» **Problem details**:
The answer must consist of every line from the data that holds the string "this".
****
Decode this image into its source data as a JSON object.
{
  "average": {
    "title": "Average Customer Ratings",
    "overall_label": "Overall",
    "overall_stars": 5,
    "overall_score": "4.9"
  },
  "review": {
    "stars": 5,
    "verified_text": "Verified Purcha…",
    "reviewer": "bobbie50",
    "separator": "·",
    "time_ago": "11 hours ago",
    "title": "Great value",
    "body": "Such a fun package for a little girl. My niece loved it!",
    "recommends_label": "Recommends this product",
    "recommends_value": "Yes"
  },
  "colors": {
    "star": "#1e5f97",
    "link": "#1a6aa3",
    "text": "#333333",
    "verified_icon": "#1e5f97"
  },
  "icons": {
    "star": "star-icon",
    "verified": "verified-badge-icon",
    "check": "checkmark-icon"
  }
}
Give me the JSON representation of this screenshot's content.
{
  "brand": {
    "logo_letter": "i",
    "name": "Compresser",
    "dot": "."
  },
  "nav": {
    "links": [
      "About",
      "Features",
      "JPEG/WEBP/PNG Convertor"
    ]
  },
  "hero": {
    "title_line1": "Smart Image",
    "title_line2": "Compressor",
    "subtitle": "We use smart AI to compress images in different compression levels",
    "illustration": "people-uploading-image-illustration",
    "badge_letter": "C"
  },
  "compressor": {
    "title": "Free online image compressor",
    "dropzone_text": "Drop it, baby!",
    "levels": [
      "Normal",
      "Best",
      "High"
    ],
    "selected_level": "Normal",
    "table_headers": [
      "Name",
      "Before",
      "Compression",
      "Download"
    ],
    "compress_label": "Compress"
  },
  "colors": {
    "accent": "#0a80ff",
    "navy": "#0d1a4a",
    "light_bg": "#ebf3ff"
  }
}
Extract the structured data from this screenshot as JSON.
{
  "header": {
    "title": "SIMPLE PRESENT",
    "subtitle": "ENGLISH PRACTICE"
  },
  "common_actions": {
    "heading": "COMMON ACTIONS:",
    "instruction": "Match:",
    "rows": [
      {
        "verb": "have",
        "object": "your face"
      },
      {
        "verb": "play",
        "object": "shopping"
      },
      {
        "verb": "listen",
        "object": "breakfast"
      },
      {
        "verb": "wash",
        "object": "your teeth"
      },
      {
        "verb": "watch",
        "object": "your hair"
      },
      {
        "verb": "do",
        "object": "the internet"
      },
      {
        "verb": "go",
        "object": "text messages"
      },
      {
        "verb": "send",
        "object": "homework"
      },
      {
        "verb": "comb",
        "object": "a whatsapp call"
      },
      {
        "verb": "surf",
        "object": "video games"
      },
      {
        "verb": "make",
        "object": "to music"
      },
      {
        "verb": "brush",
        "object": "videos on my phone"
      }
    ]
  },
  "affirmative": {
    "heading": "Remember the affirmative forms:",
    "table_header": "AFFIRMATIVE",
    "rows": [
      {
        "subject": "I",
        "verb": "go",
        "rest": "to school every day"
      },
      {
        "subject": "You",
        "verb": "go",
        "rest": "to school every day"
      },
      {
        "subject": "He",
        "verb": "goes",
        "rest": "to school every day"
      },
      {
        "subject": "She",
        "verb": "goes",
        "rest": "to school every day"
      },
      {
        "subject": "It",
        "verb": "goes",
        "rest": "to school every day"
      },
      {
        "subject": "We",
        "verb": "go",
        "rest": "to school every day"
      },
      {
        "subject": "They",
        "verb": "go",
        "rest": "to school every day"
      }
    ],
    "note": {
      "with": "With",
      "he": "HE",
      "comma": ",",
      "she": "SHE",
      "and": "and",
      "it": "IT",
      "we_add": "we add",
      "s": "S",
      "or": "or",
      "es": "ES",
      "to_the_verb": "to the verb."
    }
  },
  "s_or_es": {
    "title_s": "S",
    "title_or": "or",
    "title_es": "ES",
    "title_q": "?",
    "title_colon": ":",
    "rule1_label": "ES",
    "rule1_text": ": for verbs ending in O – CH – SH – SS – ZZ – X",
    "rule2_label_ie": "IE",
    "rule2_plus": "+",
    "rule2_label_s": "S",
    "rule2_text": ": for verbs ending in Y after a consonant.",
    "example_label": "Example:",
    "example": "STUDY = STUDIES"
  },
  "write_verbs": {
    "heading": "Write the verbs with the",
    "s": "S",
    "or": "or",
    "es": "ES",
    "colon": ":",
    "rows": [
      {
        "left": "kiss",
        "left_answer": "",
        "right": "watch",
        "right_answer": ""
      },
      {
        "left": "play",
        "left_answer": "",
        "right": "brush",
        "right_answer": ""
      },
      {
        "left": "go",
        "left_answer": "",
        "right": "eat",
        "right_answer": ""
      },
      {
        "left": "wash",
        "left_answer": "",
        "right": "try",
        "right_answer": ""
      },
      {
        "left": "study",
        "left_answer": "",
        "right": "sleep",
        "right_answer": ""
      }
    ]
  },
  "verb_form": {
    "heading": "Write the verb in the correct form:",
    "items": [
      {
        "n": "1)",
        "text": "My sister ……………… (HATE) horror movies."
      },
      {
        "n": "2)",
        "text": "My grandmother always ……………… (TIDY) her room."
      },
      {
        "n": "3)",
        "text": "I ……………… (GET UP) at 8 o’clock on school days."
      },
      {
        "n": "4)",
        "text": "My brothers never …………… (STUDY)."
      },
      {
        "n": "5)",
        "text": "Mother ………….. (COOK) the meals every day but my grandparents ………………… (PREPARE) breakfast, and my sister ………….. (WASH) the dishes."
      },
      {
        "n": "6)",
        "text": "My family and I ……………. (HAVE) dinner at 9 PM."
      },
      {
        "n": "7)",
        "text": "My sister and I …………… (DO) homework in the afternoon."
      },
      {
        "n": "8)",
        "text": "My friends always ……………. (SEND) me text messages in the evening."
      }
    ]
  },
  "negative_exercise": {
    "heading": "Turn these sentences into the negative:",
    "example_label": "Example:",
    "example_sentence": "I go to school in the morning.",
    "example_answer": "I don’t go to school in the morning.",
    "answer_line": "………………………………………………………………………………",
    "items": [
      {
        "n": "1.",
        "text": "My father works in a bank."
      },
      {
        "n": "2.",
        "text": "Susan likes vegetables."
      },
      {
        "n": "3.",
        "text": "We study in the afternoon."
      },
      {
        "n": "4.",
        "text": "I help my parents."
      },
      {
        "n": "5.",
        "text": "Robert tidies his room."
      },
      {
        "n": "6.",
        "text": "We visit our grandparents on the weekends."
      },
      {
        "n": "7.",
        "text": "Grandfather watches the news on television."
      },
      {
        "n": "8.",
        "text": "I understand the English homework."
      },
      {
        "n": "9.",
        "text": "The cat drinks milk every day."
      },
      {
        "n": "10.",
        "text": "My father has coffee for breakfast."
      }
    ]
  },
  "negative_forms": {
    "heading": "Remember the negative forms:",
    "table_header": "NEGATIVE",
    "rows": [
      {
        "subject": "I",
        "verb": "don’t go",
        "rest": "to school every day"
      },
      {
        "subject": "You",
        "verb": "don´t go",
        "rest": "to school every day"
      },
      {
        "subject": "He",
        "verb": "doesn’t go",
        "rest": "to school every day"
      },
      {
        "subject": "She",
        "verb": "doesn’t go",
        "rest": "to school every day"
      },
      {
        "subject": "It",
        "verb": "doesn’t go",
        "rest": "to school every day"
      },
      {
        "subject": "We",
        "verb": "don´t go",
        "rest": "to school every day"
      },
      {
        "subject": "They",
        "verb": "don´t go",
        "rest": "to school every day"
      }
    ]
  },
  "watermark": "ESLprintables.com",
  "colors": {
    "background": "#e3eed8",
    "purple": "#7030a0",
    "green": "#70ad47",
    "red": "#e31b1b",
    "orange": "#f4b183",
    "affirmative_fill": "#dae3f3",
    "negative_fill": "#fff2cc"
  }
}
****
» **Task result**:
Decode this image into its source data as a JSON object.
    "recommends_label": "Recommends this product",
Give me the JSON representation of this screenshot's content.
Extract the structured data from this screenshot as JSON.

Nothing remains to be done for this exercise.